• Input material:
------------------------------

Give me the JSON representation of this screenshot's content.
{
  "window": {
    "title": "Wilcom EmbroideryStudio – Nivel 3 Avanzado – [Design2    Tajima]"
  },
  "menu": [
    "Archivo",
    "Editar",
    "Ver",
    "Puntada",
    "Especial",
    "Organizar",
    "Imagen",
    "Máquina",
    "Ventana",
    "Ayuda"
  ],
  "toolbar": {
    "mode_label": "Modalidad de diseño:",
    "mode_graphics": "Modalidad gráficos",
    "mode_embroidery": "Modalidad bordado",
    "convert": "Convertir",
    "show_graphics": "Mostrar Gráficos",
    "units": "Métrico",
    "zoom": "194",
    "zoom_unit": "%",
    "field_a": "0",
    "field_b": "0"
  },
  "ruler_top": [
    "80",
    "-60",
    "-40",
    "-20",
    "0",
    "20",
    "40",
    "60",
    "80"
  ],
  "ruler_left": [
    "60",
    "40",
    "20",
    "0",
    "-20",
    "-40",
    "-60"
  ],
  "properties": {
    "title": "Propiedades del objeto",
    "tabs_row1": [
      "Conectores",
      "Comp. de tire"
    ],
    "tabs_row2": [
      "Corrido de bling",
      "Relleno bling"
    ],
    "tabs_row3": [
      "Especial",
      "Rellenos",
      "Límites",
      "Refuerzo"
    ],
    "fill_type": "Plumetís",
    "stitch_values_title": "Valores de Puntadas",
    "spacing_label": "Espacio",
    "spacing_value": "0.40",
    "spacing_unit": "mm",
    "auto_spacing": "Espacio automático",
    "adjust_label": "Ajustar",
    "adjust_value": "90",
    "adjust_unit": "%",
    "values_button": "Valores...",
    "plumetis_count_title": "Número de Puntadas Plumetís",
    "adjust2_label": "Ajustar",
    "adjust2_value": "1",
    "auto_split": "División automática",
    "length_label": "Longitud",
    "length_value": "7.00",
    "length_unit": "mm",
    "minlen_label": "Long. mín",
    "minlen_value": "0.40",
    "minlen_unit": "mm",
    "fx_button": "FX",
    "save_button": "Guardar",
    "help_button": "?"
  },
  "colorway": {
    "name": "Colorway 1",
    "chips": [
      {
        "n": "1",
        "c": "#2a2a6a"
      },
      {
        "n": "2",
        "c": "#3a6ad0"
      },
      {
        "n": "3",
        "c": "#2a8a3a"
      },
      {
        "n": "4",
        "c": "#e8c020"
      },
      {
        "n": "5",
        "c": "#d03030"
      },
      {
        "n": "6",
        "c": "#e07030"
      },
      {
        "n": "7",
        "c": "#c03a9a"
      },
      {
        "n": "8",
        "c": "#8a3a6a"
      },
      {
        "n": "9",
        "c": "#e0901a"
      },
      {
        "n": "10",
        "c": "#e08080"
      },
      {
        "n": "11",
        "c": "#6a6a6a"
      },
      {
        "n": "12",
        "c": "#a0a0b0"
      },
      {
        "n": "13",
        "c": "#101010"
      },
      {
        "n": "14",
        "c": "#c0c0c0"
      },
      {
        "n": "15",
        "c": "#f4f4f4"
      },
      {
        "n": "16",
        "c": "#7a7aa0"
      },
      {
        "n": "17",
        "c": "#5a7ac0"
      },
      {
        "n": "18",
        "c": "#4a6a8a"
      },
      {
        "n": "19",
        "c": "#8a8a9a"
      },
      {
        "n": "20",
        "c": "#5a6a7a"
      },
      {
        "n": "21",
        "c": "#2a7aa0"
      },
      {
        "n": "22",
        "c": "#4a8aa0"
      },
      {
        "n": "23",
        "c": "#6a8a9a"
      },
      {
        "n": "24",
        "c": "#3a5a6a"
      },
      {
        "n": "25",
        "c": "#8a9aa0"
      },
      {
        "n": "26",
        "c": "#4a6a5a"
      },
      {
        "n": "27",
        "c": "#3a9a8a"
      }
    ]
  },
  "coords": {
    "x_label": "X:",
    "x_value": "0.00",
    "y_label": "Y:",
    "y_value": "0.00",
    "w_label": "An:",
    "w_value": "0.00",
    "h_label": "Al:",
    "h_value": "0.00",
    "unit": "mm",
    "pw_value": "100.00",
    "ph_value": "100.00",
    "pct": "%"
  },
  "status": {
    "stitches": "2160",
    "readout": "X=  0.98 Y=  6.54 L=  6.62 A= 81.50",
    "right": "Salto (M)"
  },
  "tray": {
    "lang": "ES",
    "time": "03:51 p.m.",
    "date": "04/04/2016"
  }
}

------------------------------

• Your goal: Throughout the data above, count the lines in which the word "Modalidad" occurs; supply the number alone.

• Task output: 3